“Carry” was a the lead single/video, and an upbeat pop rocker it is. Guitar jangle and steady beats provide what you need for a hit, only it wasn’t. (For shame.) Perhaps it just wasn’t edgy enough for rock fans in 1997, I don’t know and I don’t understand why Sandbox were not absolutely huge. Jason Archibald’s “Missed the Day” is a beautiful, softer ballad. The guitar and vocal melodies are ace, but I also like listening to the drums of Troy Shanks. Brilliant song with its own hit potential, untapped and wasted.
I remember visiting the Calgary Zoo when I was younger. The most haunting image in my mind was a polar bear named Snowball who paced back and forth, back and forth, back and forth…endlessly. (Read more here.) When Snowball finally died, I am sure I was not the only Canadian who believed that he was probably better off. Watching that bear, having long ago gone insane in that tiny enclosure, pacing back and forth was one of the most difficult lessons Young Me had to learn about our relationship with nature. “Bear Bear” was not inspired by Snowball, but by a similar bear at the Metro Toronto Zoo. It fits into the concept of the album only metaphorically.
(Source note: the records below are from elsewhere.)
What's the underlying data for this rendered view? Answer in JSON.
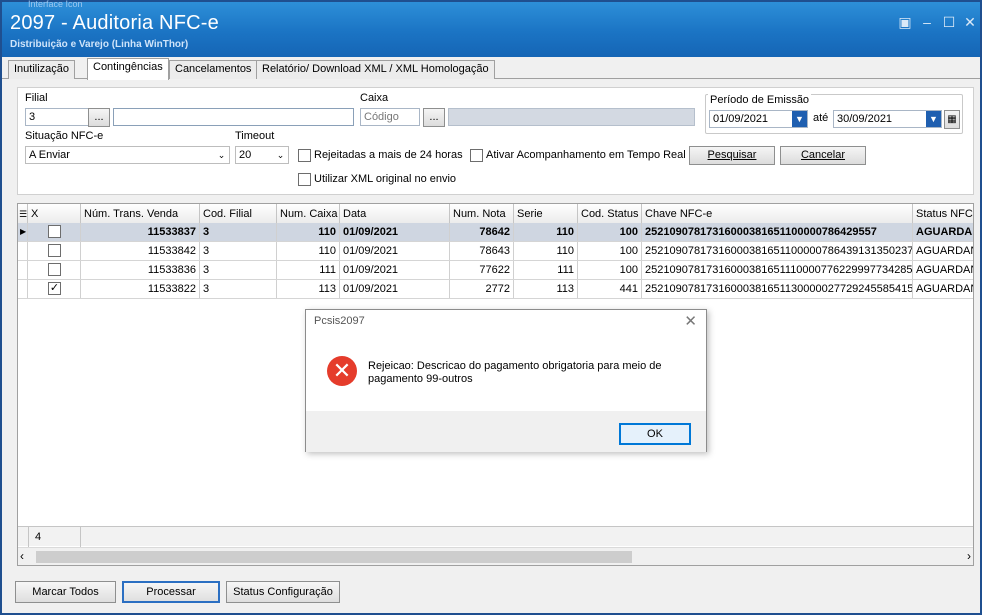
{
  "window": {
    "faint_text": "Interface Icon",
    "title": "2097 - Auditoria NFC-e",
    "subtitle": "Distribuição e Varejo (Linha WinThor)"
  },
  "tabs": [
    {
      "label": "Inutilização"
    },
    {
      "label": "Contingências",
      "active": true
    },
    {
      "label": "Cancelamentos"
    },
    {
      "label": "Relatório/ Download XML / XML Homologação"
    }
  ],
  "filters": {
    "filial_label": "Filial",
    "filial_value": "3",
    "filial_browse": "...",
    "caixa_label": "Caixa",
    "caixa_placeholder": "Código",
    "caixa_browse": "...",
    "periodo_label": "Período de Emissão",
    "date_from": "01/09/2021",
    "ate_label": "até",
    "date_to": "30/09/2021",
    "situacao_label": "Situação NFC-e",
    "situacao_value": "A Enviar",
    "timeout_label": "Timeout",
    "timeout_value": "20",
    "rejeitadas_label": "Rejeitadas a mais de 24 horas",
    "acompanhamento_label": "Ativar Acompanhamento em Tempo Real",
    "xml_original_label": "Utilizar XML original no envio",
    "pesquisar_label": "Pesquisar",
    "cancelar_label": "Cancelar"
  },
  "grid": {
    "headers": [
      "X",
      "Núm. Trans. Venda",
      "Cod. Filial",
      "Num. Caixa",
      "Data",
      "Num. Nota",
      "Serie",
      "Cod. Status",
      "Chave NFC-e",
      "Status NFC-"
    ],
    "rows": [
      {
        "checked": false,
        "trans": "11533837",
        "filial": "3",
        "caixa": "110",
        "data": "01/09/2021",
        "nota": "78642",
        "serie": "110",
        "status": "100",
        "chave": "25210907817316000381651100000786429557",
        "status_nfce": "AGUARDAN"
      },
      {
        "checked": false,
        "trans": "11533842",
        "filial": "3",
        "caixa": "110",
        "data": "01/09/2021",
        "nota": "78643",
        "serie": "110",
        "status": "100",
        "chave": "25210907817316000381651100000786439131350237",
        "status_nfce": "AGUARDAN"
      },
      {
        "checked": false,
        "trans": "11533836",
        "filial": "3",
        "caixa": "111",
        "data": "01/09/2021",
        "nota": "77622",
        "serie": "111",
        "status": "100",
        "chave": "25210907817316000381651110000776229997734285",
        "status_nfce": "AGUARDAN"
      },
      {
        "checked": true,
        "trans": "11533822",
        "filial": "3",
        "caixa": "113",
        "data": "01/09/2021",
        "nota": "2772",
        "serie": "113",
        "status": "441",
        "chave": "25210907817316000381651130000027729245585415",
        "status_nfce": "AGUARDAN"
      }
    ],
    "footer_count": "4"
  },
  "dialog": {
    "title": "Pcsis2097",
    "message": "Rejeicao: Descricao do pagamento obrigatoria para meio de pagamento 99-outros",
    "ok_label": "OK"
  },
  "buttons": {
    "marcar_todos": "Marcar Todos",
    "processar": "Processar",
    "status_config": "Status Configuração"
  }
}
Musically, it’s quite jagged and drony, in a strangely catchy way. This is a powerful song!
According to the liner notes, “How I Feel” was written by Mike Smith, and was lyrically inspired by seeing the Spice Girls on Saturday Night Live one night. He pulls no punches: “I’ve been watching all the sheeple of the world, Masses flocking to the mindless shit they’ve heard.” Musically, it’s brilliant and very 1960’s in vibe. The electric piano brings me back a few decades. On this song, the lead character simply cannot connect with people — he is baffled by their behaviour, their words and beliefs. And he resents them. “Will you even notice when I go? I’ll be leaving here when I say so.”
The final track for this dark concept album is “A Question of Faith”, with sparse echoey guitars and a plaintive melody. What you hear and what someone else hears may be two different endings altogether. You decide what it all means. The song is brilliant, and emotionally heavy. Yet it also feels like release. A great weight lifting. “A Question of Faith” is as well crafted as everything else on A Murder in the Glee Club.
I have said in the past, that if I had only bought this album in the year 1997, it would have made my top albums list (published in our store newsletter) that year. Alas, I did not get it until early in the new year. If I had got the CD in time, it definitely would have been on that list. It’s truly a shame, but this second CD proved to be Sandbox’s last album. Mike Smith had no problem finding fame elsewhere, as his career as Bubbles from Trailer Park Boys has certainly skyrocketed!